======== Supplied material ========
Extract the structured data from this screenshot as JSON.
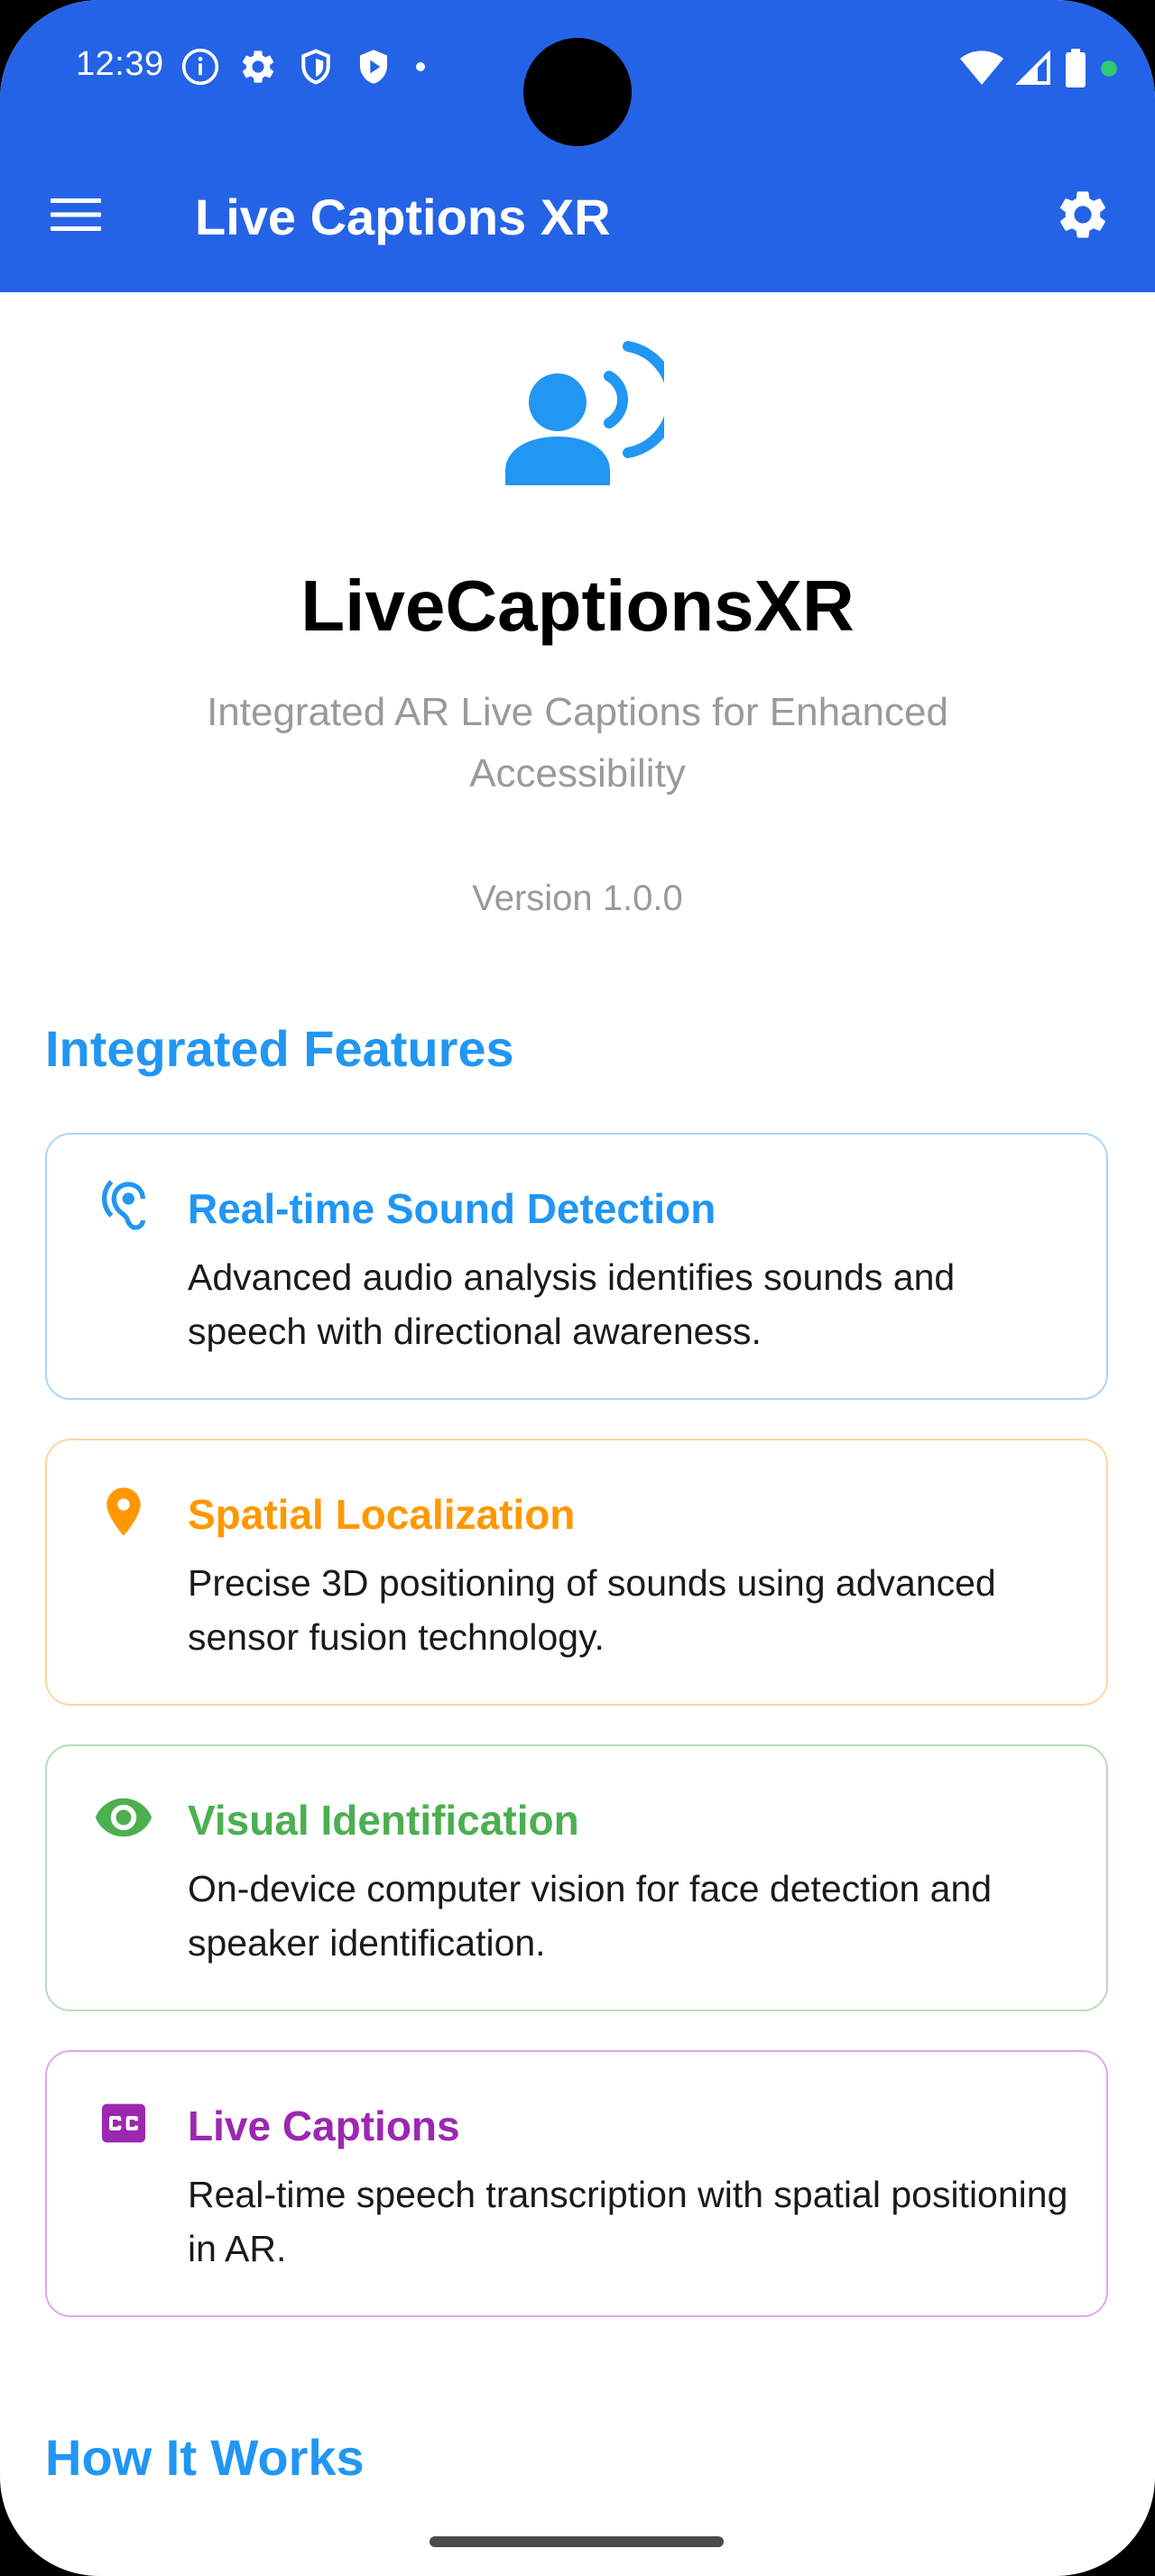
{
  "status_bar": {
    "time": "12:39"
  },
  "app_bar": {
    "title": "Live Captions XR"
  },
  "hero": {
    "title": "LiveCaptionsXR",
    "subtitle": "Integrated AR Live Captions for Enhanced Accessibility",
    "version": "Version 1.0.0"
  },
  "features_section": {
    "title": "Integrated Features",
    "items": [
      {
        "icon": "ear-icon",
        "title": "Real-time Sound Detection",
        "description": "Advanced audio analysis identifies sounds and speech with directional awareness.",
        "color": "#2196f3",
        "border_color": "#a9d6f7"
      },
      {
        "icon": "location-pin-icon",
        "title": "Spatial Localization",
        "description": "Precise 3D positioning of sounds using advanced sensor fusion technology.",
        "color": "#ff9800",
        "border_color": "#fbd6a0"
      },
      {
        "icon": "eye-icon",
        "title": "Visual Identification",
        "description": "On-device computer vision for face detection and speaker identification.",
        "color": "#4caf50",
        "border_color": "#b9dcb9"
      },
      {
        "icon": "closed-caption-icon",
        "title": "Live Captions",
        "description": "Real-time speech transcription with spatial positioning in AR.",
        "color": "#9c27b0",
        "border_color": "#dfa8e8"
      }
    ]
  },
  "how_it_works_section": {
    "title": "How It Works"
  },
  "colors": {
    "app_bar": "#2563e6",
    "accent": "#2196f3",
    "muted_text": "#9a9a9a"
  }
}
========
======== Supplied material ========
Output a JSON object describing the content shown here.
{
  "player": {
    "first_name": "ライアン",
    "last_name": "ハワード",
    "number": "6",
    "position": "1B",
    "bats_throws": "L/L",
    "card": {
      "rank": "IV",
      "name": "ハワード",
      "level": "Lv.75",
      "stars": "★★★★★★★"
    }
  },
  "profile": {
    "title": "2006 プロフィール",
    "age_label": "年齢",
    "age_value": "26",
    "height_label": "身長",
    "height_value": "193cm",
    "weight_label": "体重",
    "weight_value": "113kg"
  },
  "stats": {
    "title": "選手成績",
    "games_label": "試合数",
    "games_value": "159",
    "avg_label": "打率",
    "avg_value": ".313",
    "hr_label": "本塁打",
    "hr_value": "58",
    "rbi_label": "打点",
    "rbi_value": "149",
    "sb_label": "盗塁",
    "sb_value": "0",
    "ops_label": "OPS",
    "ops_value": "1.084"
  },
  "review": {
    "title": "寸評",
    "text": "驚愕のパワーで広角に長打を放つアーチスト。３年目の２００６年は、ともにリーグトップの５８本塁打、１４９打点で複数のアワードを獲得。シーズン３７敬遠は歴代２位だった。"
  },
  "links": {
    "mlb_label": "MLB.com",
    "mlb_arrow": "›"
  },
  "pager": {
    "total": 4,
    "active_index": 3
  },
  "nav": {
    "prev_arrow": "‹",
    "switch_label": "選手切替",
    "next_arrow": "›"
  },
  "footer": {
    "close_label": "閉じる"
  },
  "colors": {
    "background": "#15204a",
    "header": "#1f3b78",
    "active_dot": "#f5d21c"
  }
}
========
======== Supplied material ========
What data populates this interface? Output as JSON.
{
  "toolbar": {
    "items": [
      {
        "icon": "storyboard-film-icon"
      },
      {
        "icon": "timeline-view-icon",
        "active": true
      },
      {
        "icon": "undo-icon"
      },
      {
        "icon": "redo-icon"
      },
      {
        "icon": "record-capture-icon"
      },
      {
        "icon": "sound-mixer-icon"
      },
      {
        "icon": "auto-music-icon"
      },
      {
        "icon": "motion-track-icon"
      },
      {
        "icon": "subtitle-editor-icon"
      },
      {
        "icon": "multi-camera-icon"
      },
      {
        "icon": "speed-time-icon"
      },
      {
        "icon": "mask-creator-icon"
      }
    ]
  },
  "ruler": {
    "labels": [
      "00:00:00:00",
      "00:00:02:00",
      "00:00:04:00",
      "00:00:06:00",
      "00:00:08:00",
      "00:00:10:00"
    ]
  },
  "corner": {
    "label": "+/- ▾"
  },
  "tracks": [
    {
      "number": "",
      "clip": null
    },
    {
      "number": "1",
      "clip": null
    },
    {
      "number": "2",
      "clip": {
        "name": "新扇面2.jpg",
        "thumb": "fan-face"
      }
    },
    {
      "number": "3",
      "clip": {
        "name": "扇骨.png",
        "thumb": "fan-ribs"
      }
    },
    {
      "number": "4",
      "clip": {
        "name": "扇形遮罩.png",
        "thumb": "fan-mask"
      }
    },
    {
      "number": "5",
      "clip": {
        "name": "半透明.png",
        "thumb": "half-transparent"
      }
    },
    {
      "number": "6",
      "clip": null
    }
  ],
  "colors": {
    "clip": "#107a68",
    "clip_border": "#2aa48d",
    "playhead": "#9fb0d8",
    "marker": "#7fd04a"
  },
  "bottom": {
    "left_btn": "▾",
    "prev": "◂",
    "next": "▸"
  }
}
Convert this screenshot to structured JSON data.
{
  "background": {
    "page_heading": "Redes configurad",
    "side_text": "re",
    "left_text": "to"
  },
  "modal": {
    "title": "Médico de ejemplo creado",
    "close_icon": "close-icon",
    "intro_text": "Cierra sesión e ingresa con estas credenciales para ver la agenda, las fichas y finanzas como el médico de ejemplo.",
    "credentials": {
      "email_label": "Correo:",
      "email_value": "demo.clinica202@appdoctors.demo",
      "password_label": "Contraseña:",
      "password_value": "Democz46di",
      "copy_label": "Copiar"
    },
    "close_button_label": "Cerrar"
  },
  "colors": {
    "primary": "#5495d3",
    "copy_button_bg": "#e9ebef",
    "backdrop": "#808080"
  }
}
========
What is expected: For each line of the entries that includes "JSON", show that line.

Result of this exercise:
Extract the structured data from this screenshot as JSON.
Output a JSON object describing the content shown here.
What data populates this interface? Output as JSON.
Convert this screenshot to structured JSON data.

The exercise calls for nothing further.